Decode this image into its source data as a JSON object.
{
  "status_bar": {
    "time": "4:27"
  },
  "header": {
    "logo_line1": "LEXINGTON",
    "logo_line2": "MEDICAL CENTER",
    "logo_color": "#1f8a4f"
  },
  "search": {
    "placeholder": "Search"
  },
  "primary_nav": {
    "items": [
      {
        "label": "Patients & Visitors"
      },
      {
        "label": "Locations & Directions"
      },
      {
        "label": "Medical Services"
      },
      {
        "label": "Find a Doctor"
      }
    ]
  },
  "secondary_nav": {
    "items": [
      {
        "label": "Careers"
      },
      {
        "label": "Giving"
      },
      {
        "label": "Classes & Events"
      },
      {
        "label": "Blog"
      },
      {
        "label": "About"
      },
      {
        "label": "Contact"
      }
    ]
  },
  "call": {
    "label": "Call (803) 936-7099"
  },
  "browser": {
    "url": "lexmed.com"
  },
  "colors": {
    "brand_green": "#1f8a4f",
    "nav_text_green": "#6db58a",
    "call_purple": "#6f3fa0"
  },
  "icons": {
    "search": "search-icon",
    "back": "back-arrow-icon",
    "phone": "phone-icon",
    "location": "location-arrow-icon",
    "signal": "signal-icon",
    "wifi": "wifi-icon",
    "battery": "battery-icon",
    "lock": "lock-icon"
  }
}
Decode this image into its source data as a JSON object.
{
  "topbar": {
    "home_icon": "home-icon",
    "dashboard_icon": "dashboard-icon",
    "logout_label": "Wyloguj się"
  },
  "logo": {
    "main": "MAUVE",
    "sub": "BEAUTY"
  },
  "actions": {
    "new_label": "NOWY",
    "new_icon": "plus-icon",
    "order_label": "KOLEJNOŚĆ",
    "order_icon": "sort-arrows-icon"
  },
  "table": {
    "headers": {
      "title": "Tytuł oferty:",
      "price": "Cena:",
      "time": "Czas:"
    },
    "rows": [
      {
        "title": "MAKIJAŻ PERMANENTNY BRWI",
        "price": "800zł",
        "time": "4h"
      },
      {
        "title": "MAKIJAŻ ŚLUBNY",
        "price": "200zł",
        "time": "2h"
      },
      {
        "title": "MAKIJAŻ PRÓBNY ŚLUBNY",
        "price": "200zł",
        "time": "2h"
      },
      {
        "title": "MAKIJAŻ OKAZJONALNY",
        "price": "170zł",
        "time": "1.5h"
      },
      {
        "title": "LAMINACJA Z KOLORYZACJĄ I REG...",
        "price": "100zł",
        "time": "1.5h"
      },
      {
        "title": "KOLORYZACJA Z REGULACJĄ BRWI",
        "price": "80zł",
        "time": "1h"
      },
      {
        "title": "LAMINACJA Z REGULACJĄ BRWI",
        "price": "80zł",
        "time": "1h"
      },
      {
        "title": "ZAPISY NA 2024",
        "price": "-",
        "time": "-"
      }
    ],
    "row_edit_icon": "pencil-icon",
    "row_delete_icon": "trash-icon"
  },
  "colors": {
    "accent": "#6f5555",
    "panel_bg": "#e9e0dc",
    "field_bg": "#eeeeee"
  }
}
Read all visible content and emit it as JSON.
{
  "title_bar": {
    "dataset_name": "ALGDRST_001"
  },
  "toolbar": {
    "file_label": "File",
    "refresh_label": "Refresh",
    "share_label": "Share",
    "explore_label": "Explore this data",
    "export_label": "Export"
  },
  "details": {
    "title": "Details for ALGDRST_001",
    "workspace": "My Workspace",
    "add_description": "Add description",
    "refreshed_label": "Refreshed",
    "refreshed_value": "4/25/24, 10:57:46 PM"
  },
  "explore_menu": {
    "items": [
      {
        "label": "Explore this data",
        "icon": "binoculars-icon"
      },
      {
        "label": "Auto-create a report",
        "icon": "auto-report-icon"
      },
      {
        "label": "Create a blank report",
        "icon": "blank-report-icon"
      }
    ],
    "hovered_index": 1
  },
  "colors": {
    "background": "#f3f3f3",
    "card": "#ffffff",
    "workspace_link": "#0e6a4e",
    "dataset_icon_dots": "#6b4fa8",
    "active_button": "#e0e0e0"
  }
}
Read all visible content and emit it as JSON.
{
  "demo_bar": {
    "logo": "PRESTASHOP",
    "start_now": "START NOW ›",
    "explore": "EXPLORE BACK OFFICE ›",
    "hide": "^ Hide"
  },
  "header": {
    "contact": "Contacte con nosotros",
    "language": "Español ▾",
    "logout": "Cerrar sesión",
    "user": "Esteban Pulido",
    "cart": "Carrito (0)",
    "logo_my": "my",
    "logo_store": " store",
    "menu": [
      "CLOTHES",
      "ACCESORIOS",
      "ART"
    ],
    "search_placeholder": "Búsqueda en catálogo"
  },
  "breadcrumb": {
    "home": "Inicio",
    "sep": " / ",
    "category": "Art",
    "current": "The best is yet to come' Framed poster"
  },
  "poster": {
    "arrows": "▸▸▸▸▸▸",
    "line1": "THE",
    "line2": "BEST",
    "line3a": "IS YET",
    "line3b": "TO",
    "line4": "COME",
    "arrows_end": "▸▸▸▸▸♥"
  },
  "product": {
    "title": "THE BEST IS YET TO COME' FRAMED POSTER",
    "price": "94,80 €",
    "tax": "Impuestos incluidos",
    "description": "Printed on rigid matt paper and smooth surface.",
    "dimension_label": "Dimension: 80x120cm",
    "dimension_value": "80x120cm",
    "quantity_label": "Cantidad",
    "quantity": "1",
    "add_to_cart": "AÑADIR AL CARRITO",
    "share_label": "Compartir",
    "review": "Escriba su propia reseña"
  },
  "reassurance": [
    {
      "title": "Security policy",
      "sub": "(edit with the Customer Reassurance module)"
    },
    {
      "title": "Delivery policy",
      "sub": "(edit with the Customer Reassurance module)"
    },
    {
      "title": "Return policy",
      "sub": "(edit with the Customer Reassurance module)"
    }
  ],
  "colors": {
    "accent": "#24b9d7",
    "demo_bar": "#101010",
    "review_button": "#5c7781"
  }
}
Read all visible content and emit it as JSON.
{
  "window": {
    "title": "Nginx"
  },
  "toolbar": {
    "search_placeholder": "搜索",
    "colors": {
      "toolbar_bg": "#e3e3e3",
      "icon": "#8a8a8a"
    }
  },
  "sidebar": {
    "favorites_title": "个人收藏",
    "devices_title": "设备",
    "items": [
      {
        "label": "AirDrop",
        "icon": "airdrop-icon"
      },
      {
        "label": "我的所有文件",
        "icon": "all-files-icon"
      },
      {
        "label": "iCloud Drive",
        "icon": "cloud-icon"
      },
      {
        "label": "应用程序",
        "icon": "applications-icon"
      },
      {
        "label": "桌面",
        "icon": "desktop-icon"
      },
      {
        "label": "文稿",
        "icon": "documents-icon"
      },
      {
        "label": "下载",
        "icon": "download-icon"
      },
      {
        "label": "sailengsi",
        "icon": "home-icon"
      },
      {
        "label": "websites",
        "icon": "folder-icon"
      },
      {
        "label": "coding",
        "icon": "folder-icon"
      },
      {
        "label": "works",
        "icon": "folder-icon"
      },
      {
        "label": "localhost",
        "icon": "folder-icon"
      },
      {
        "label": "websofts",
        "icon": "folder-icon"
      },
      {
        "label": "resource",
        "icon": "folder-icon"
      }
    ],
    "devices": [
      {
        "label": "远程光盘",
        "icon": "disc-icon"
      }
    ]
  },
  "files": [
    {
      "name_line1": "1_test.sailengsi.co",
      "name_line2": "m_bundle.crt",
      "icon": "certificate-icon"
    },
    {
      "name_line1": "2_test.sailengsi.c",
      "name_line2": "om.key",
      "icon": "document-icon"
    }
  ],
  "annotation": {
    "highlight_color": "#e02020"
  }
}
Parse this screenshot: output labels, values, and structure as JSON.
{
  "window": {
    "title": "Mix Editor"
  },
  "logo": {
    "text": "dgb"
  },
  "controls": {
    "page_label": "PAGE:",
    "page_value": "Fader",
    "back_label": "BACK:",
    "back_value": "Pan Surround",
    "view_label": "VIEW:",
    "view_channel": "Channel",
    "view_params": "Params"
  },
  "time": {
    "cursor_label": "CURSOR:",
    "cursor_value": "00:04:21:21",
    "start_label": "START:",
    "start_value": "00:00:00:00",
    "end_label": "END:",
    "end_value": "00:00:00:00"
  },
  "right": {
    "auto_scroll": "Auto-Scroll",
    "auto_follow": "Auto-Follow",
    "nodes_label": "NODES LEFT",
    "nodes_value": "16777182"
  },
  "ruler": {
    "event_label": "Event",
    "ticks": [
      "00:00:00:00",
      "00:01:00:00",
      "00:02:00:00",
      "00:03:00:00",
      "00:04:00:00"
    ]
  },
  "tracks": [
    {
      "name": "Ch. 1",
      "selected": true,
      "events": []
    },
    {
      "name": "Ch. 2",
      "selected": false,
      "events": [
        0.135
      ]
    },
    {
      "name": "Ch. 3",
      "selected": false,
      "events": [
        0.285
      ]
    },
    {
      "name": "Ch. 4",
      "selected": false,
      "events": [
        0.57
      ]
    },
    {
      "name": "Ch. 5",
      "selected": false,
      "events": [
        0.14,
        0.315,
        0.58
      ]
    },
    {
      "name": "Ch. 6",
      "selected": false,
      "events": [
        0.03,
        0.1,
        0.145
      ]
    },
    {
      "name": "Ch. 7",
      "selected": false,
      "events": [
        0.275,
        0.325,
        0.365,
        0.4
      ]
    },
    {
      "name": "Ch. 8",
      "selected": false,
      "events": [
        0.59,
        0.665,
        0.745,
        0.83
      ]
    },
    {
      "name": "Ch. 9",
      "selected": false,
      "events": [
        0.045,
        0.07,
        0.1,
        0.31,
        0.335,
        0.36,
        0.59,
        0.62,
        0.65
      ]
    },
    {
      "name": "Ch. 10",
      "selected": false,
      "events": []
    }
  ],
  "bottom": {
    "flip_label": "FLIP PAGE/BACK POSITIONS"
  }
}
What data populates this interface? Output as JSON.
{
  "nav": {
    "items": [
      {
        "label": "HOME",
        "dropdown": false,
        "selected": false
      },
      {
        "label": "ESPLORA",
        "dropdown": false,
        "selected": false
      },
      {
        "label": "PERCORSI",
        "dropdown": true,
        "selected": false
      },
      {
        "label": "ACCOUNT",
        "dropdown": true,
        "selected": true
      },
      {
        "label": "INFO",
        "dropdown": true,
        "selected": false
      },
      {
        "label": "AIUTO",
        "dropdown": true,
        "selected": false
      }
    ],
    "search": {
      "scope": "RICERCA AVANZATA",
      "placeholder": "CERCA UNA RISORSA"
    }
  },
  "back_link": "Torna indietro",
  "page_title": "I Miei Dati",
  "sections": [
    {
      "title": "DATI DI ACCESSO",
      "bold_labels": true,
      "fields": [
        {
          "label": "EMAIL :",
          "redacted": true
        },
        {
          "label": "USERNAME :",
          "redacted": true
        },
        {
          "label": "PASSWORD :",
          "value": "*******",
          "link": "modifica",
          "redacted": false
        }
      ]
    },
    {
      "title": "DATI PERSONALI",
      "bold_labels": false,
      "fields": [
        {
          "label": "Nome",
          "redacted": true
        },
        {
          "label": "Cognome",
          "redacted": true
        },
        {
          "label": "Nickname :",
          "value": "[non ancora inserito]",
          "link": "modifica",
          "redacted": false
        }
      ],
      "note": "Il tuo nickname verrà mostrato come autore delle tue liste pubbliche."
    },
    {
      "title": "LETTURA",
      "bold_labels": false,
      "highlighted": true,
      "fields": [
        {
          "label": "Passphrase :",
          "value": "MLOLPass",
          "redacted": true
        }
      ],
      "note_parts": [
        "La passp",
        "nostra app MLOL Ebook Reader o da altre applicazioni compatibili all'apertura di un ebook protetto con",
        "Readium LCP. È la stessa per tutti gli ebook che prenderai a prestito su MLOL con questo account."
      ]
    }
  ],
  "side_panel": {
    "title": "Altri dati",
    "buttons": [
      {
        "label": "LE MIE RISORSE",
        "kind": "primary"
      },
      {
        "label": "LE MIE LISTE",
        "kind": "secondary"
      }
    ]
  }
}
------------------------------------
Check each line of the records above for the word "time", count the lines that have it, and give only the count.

» TASK ANSWER: 11